Maxillary Second Premolar
Figures 9-17 through 9-25 illustrate the maxillary second premolar from all aspects. The maxillary second premolar supplements the maxillary first premolar in function. The two teeth resemble each other so closely that only a brief description of each aspect of the second premolar is necessary. Direct comparison is made between it and the first premolar, and variations are mentioned.
FIGURE 9-17 Maxillary left second premolar, buccal aspect. (Grid = 1 sq mm.)
FIGURE 9-18 Maxillary left second premolar, lingual aspect. (Grid = 1 sq mm.)
FIGURE 9-19 Maxillary left second premolar, mesial aspect. (Grid = 1 sq mm.)
The maxillary second premolar is less angular, giving a more rounded effect to the crown from all aspects. It has a single root.
Considerable variations in the relative sizes of the two teeth may be seen, because the second premolar does not appear true to form as often as does the first premolar (Table 9-2). The maxillary second premolar may have a crown that is noticeably smaller cervico-occlusally and also mesiodistally; however, it may also be larger in those dimensions. Usually the root of the second premolar is as long as, if not a millimeter or so longer than, that of the first premolar. The two teeth have about the same dimensions on the average, except for the tendency toward greater length of the second premolar root. Ten specimens with uncommon variations are shown in Figure 9-25.
DETAILED DESCRIPTION OF THE MAXILLARY SECOND PREMOLAR FROM ALL ASPECTS
From the buccal aspect, it may be noticed that the buccal cusp of the second premolar is not as long as that of the first premolar and it appears less pointed (see Figure 9-17). Also,the mesial slope of the buccal cusp ridge is usually shorter than the distal slope. The opposite is true of the first premolar.
FIGURE 9-20 Maxillary left second premolar, distal aspect. (Grid = 1 sq mm.)
FIGURE 9-21 Maxillary left second premolar, occlusal aspect. (Grid = 1 sq mm.)
Figure 9-22 Maxillary second premolar, buccal aspect. Ten typical specimens are shown.
Table 9-2 Maxillary Second Premolar
FIGURE 9-23 Maxillary second premolar, mesial aspect. Ten typical specimens are shown.
In many instances, the crown and root of the second premolar are thicker at their cervical portions. This is not the rule, however (see Figure 9-22, 5, 6, 7, and 9). The buccal ridge of the crown may not be as prominent as that of the first premolar.

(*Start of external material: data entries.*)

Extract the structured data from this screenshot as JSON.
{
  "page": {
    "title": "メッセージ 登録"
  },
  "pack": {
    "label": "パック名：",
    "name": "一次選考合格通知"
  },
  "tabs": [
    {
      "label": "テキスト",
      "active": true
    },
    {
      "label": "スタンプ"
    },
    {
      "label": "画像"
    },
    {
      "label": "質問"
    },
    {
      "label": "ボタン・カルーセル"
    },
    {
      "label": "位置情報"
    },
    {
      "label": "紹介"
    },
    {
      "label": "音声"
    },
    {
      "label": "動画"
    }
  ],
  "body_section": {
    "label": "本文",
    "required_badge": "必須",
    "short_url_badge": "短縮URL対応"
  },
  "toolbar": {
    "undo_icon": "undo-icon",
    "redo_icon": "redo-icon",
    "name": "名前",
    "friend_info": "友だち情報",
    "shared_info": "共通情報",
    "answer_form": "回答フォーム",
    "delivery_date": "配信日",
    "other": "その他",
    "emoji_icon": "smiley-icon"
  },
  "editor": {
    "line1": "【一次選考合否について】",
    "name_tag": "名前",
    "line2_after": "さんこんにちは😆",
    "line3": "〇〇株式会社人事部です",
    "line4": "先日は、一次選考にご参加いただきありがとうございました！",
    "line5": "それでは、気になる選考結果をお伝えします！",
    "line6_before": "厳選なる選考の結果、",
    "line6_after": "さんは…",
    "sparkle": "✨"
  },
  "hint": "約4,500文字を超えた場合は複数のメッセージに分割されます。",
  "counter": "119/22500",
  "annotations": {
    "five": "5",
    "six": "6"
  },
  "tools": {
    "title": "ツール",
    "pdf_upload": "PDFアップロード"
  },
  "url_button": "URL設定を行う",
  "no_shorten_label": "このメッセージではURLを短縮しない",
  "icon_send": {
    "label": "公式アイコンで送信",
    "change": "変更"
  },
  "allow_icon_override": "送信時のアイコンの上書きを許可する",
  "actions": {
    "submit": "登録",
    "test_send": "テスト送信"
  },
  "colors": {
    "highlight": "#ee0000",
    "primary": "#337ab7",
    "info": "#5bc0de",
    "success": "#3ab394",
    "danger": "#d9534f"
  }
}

From the lingual aspect, little variation may be seen except that the lingual cusp is longer, which makes the crown longer on the lingual side (see Figure 9-18).
The mesial aspect shows the difference in cusp length between the first and second premolars (see Figures 9-4 and 9-19). The cusps of the second premolar are shorter, with the buccal and lingual cusps more nearly the same length. Greater distance between cusp tips widens the occlusal surface buccolingually.
No developmental depression is evident on the mesial surface of the crown as on the first premolar; the crown surface is convex instead. A shallow developmental groove appears on the single tapered root.
No deep developmental groove crossing the mesial marginal ridge is evident, and except for the variation in root form, no outstanding variation is noted when viewed from the distal aspect.
The distal root depression is deeper than the mesial depression on the maxillary second premolar. This characteristic of the distal root surface is the opposite of that of the maxillary first premolar, in which the depression is on the mesial surface of the root. A knowledge of where these depressions are facilitates periodontal instrumentation, that is, scaling and root planing.
Figure 9-24 Maxillary second premolar, occlusal aspect. Ten typical specimens are shown.
Figure 9-25 Maxillary second premolar. Ten specimens with uncommon variations are shown. 1, Root dwarfed and malformed. 2, Broad occlusal surface; lingual outline of crown straight. 3, Malformed root. 4, Crown very broad mesiodistally; root dwarfed. 5, Root extremely long. 6, Root dwarfed and very pointed at apex. 7, Root extremely long; bifurcation at root end. 8, Crown wider than usual buccolingually, curvature at cervical third extreme. 9, Root malformed, thick at apical third. 10, Root unusually long, bifurcated at apical third.
From the occlusal aspect, some differences are to be noted between the two premolars. On the second premolar, the outline of the crown is more rounded or oval, rather than angular (see Figures 9-21 and 9-24). There are, of course, exceptions. The central developmental groove is shorter and more irregular, and there is a tendency toward multiple supplementary grooves radiating from the central groove. These supplementary grooves terminate in shallow depressions in the enamel that may extend out to the cusp ridges.
This arrangement makes for an irregular occlusal surface and gives the surface a very wrinkled appearance.